## Try it:
Your reply must be one number: the count of lines in the data below that contain "protests".

## Exercise materials:
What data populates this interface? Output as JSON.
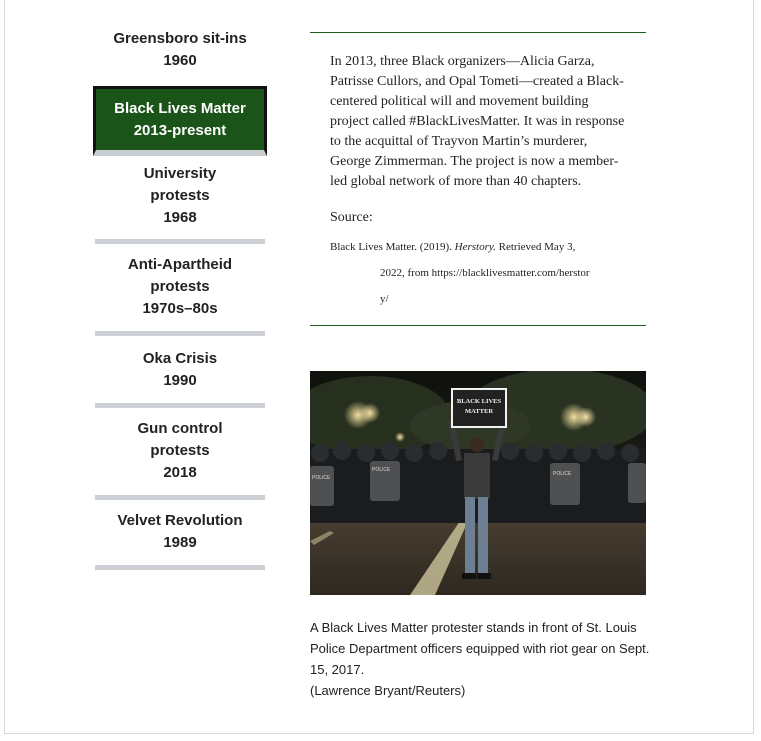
{
  "sidebar": {
    "items": [
      {
        "title": "Greensboro sit-ins",
        "period": "1960",
        "active": false
      },
      {
        "title": "Black Lives Matter",
        "period": "2013-present",
        "active": true
      },
      {
        "title": "University protests",
        "period": "1968",
        "active": false
      },
      {
        "title": "Anti-Apartheid protests",
        "period": "1970s–80s",
        "active": false
      },
      {
        "title": "Oka Crisis",
        "period": "1990",
        "active": false
      },
      {
        "title": "Gun control protests",
        "period": "2018",
        "active": false
      },
      {
        "title": "Velvet Revolution",
        "period": "1989",
        "active": false
      }
    ]
  },
  "article": {
    "body": "In 2013, three Black organizers—Alicia Garza, Patrisse Cullors, and Opal Tometi—created a Black-centered political will and movement building project called #BlackLivesMatter. It was in response to the acquittal of Trayvon Martin’s murderer, George Zimmerman. The project is now a member-led global network of more than 40 chapters.",
    "source_label": "Source:",
    "citation_author": "Black Lives Matter. (2019).",
    "citation_title": "Herstory.",
    "citation_retrieved": "Retrieved May 3,",
    "citation_line2": "2022, from https://blacklivesmatter.com/herstor",
    "citation_line3": "y/"
  },
  "photo": {
    "sign_text_line1": "BLACK LIVES",
    "sign_text_line2": "MATTER",
    "shield_text": "POLICE",
    "caption": "A Black Lives Matter protester stands in front of St. Louis Police Department officers equipped with riot gear on Sept. 15, 2017.",
    "credit": "(Lawrence Bryant/Reuters)"
  },
  "colors": {
    "accent": "#1b5419",
    "divider": "#ccd0d4"
  }
}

## Answer to this task:
3